◆ Your instructions:
Below is a listing; write it out exactly and drop any images from it.

•••••

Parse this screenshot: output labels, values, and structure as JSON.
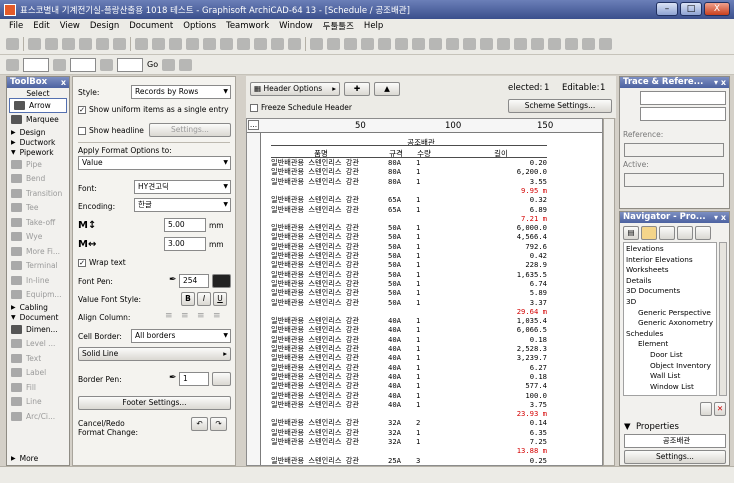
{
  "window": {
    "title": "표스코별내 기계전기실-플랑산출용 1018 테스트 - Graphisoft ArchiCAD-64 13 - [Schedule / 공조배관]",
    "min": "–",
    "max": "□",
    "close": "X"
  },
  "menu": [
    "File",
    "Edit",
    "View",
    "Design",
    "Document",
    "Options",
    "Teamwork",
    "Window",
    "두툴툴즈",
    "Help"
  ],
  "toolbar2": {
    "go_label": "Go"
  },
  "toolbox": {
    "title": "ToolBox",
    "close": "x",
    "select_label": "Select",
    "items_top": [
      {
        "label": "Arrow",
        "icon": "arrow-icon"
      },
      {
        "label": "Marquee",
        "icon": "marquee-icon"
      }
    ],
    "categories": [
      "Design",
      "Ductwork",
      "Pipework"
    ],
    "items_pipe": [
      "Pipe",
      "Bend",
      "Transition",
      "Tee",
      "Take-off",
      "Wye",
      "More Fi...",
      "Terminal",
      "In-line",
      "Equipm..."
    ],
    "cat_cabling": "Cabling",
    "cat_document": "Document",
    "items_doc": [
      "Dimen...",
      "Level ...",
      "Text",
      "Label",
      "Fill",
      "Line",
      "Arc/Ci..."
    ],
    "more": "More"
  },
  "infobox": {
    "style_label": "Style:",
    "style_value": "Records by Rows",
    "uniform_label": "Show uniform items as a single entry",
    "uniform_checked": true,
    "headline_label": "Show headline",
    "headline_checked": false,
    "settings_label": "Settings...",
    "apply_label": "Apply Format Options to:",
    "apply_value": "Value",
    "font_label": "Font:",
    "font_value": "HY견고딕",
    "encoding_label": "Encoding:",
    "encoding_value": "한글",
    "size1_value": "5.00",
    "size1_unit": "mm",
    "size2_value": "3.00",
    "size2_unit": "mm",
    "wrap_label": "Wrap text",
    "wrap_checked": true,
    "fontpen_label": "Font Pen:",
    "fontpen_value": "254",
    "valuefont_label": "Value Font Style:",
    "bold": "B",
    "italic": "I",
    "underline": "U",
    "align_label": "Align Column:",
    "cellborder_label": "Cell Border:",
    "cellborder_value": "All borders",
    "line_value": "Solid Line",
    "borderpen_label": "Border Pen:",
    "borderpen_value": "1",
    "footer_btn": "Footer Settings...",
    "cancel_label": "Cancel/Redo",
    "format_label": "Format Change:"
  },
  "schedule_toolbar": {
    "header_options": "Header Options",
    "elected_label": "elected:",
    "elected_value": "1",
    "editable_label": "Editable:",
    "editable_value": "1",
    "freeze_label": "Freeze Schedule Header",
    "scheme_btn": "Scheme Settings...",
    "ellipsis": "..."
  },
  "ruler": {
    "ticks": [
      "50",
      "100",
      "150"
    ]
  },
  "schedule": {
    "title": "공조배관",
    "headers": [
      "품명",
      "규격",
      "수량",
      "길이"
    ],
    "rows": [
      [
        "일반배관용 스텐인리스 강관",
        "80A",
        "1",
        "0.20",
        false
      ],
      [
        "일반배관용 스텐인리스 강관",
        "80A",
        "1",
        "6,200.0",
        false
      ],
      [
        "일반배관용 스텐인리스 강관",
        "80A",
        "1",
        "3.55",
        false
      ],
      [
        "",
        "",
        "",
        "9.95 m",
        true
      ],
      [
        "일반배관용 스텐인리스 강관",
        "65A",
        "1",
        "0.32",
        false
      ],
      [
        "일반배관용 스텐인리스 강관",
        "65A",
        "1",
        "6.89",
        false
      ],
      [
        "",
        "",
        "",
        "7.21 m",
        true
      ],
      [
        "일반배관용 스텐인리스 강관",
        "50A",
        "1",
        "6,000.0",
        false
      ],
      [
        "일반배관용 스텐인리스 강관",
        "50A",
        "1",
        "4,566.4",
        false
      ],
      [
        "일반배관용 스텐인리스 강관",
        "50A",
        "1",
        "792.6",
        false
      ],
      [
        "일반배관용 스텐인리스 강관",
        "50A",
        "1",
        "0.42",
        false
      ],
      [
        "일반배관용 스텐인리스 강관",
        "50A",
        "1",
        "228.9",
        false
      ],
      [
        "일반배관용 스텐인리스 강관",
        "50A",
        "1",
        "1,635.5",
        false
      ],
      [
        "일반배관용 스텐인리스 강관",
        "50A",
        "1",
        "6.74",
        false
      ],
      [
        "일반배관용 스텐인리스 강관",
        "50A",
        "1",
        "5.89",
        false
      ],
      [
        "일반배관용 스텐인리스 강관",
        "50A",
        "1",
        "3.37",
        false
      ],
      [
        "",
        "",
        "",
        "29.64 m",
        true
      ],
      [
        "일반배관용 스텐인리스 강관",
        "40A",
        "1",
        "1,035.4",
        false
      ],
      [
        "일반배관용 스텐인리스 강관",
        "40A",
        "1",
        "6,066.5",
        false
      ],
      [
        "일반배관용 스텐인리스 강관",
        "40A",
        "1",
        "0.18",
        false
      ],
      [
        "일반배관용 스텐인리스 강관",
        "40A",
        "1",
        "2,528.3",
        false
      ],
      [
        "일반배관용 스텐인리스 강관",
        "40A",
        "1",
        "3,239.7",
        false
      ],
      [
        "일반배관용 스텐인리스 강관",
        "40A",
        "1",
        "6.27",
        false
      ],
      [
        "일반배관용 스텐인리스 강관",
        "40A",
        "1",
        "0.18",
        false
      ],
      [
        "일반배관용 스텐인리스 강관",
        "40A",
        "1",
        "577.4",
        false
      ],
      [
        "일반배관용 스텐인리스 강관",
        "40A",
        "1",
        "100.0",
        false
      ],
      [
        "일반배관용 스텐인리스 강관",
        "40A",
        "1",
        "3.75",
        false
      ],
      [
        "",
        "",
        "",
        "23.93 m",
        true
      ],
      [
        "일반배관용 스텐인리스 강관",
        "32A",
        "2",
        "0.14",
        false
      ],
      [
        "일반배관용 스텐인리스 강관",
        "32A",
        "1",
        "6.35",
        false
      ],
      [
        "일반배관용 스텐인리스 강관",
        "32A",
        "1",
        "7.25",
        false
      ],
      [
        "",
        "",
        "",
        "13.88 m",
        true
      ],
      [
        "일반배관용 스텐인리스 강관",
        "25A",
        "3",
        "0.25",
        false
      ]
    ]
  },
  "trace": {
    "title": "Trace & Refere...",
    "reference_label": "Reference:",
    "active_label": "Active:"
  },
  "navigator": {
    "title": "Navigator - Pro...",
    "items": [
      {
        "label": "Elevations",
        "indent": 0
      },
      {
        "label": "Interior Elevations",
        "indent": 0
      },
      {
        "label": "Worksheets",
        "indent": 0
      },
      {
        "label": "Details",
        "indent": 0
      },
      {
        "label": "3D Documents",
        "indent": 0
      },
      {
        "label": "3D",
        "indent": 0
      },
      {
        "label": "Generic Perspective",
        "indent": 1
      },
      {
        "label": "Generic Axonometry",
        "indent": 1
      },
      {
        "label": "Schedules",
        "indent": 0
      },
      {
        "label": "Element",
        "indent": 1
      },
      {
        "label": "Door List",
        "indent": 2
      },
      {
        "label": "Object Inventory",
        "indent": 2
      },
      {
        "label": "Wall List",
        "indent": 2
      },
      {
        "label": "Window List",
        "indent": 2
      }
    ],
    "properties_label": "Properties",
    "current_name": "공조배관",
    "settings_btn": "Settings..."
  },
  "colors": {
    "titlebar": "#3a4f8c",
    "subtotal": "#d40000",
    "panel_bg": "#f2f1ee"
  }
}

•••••

◆ Your response:
Parse this screenshot: output labels, values, and structure as JSON.
{
  "window": {
    "title": "표스코별내 기계전기실-플랑산출용 1018 테스트 - Graphisoft ArchiCAD-64 13 - [Schedule / 공조배관]",
    "min": "–",
    "max": "□",
    "close": "X"
  },
  "menu": [
    "File",
    "Edit",
    "View",
    "Design",
    "Document",
    "Options",
    "Teamwork",
    "Window",
    "두툴툴즈",
    "Help"
  ],
  "toolbar2": {
    "go_label": "Go"
  },
  "toolbox": {
    "title": "ToolBox",
    "close": "x",
    "select_label": "Select",
    "items_top": [
      {
        "label": "Arrow",
        "icon": "arrow-icon"
      },
      {
        "label": "Marquee",
        "icon": "marquee-icon"
      }
    ],
    "categories": [
      "Design",
      "Ductwork",
      "Pipework"
    ],
    "items_pipe": [
      "Pipe",
      "Bend",
      "Transition",
      "Tee",
      "Take-off",
      "Wye",
      "More Fi...",
      "Terminal",
      "In-line",
      "Equipm..."
    ],
    "cat_cabling": "Cabling",
    "cat_document": "Document",
    "items_doc": [
      "Dimen...",
      "Level ...",
      "Text",
      "Label",
      "Fill",
      "Line",
      "Arc/Ci..."
    ],
    "more": "More"
  },
  "infobox": {
    "style_label": "Style:",
    "style_value": "Records by Rows",
    "uniform_label": "Show uniform items as a single entry",
    "uniform_checked": true,
    "headline_label": "Show headline",
    "headline_checked": false,
    "settings_label": "Settings...",
    "apply_label": "Apply Format Options to:",
    "apply_value": "Value",
    "font_label": "Font:",
    "font_value": "HY견고딕",
    "encoding_label": "Encoding:",
    "encoding_value": "한글",
    "size1_value": "5.00",
    "size1_unit": "mm",
    "size2_value": "3.00",
    "size2_unit": "mm",
    "wrap_label": "Wrap text",
    "wrap_checked": true,
    "fontpen_label": "Font Pen:",
    "fontpen_value": "254",
    "valuefont_label": "Value Font Style:",
    "bold": "B",
    "italic": "I",
    "underline": "U",
    "align_label": "Align Column:",
    "cellborder_label": "Cell Border:",
    "cellborder_value": "All borders",
    "line_value": "Solid Line",
    "borderpen_label": "Border Pen:",
    "borderpen_value": "1",
    "footer_btn": "Footer Settings...",
    "cancel_label": "Cancel/Redo",
    "format_label": "Format Change:"
  },
  "schedule_toolbar": {
    "header_options": "Header Options",
    "elected_label": "elected:",
    "elected_value": "1",
    "editable_label": "Editable:",
    "editable_value": "1",
    "freeze_label": "Freeze Schedule Header",
    "scheme_btn": "Scheme Settings...",
    "ellipsis": "..."
  },
  "ruler": {
    "ticks": [
      "50",
      "100",
      "150"
    ]
  },
  "schedule": {
    "title": "공조배관",
    "headers": [
      "품명",
      "규격",
      "수량",
      "길이"
    ],
    "rows": [
      [
        "일반배관용 스텐인리스 강관",
        "80A",
        "1",
        "0.20",
        false
      ],
      [
        "일반배관용 스텐인리스 강관",
        "80A",
        "1",
        "6,200.0",
        false
      ],
      [
        "일반배관용 스텐인리스 강관",
        "80A",
        "1",
        "3.55",
        false
      ],
      [
        "",
        "",
        "",
        "9.95 m",
        true
      ],
      [
        "일반배관용 스텐인리스 강관",
        "65A",
        "1",
        "0.32",
        false
      ],
      [
        "일반배관용 스텐인리스 강관",
        "65A",
        "1",
        "6.89",
        false
      ],
      [
        "",
        "",
        "",
        "7.21 m",
        true
      ],
      [
        "일반배관용 스텐인리스 강관",
        "50A",
        "1",
        "6,000.0",
        false
      ],
      [
        "일반배관용 스텐인리스 강관",
        "50A",
        "1",
        "4,566.4",
        false
      ],
      [
        "일반배관용 스텐인리스 강관",
        "50A",
        "1",
        "792.6",
        false
      ],
      [
        "일반배관용 스텐인리스 강관",
        "50A",
        "1",
        "0.42",
        false
      ],
      [
        "일반배관용 스텐인리스 강관",
        "50A",
        "1",
        "228.9",
        false
      ],
      [
        "일반배관용 스텐인리스 강관",
        "50A",
        "1",
        "1,635.5",
        false
      ],
      [
        "일반배관용 스텐인리스 강관",
        "50A",
        "1",
        "6.74",
        false
      ],
      [
        "일반배관용 스텐인리스 강관",
        "50A",
        "1",
        "5.89",
        false
      ],
      [
        "일반배관용 스텐인리스 강관",
        "50A",
        "1",
        "3.37",
        false
      ],
      [
        "",
        "",
        "",
        "29.64 m",
        true
      ],
      [
        "일반배관용 스텐인리스 강관",
        "40A",
        "1",
        "1,035.4",
        false
      ],
      [
        "일반배관용 스텐인리스 강관",
        "40A",
        "1",
        "6,066.5",
        false
      ],
      [
        "일반배관용 스텐인리스 강관",
        "40A",
        "1",
        "0.18",
        false
      ],
      [
        "일반배관용 스텐인리스 강관",
        "40A",
        "1",
        "2,528.3",
        false
      ],
      [
        "일반배관용 스텐인리스 강관",
        "40A",
        "1",
        "3,239.7",
        false
      ],
      [
        "일반배관용 스텐인리스 강관",
        "40A",
        "1",
        "6.27",
        false
      ],
      [
        "일반배관용 스텐인리스 강관",
        "40A",
        "1",
        "0.18",
        false
      ],
      [
        "일반배관용 스텐인리스 강관",
        "40A",
        "1",
        "577.4",
        false
      ],
      [
        "일반배관용 스텐인리스 강관",
        "40A",
        "1",
        "100.0",
        false
      ],
      [
        "일반배관용 스텐인리스 강관",
        "40A",
        "1",
        "3.75",
        false
      ],
      [
        "",
        "",
        "",
        "23.93 m",
        true
      ],
      [
        "일반배관용 스텐인리스 강관",
        "32A",
        "2",
        "0.14",
        false
      ],
      [
        "일반배관용 스텐인리스 강관",
        "32A",
        "1",
        "6.35",
        false
      ],
      [
        "일반배관용 스텐인리스 강관",
        "32A",
        "1",
        "7.25",
        false
      ],
      [
        "",
        "",
        "",
        "13.88 m",
        true
      ],
      [
        "일반배관용 스텐인리스 강관",
        "25A",
        "3",
        "0.25",
        false
      ]
    ]
  },
  "trace": {
    "title": "Trace & Refere...",
    "reference_label": "Reference:",
    "active_label": "Active:"
  },
  "navigator": {
    "title": "Navigator - Pro...",
    "items": [
      {
        "label": "Elevations",
        "indent": 0
      },
      {
        "label": "Interior Elevations",
        "indent": 0
      },
      {
        "label": "Worksheets",
        "indent": 0
      },
      {
        "label": "Details",
        "indent": 0
      },
      {
        "label": "3D Documents",
        "indent": 0
      },
      {
        "label": "3D",
        "indent": 0
      },
      {
        "label": "Generic Perspective",
        "indent": 1
      },
      {
        "label": "Generic Axonometry",
        "indent": 1
      },
      {
        "label": "Schedules",
        "indent": 0
      },
      {
        "label": "Element",
        "indent": 1
      },
      {
        "label": "Door List",
        "indent": 2
      },
      {
        "label": "Object Inventory",
        "indent": 2
      },
      {
        "label": "Wall List",
        "indent": 2
      },
      {
        "label": "Window List",
        "indent": 2
      }
    ],
    "properties_label": "Properties",
    "current_name": "공조배관",
    "settings_btn": "Settings..."
  },
  "colors": {
    "titlebar": "#3a4f8c",
    "subtotal": "#d40000",
    "panel_bg": "#f2f1ee"
  }
}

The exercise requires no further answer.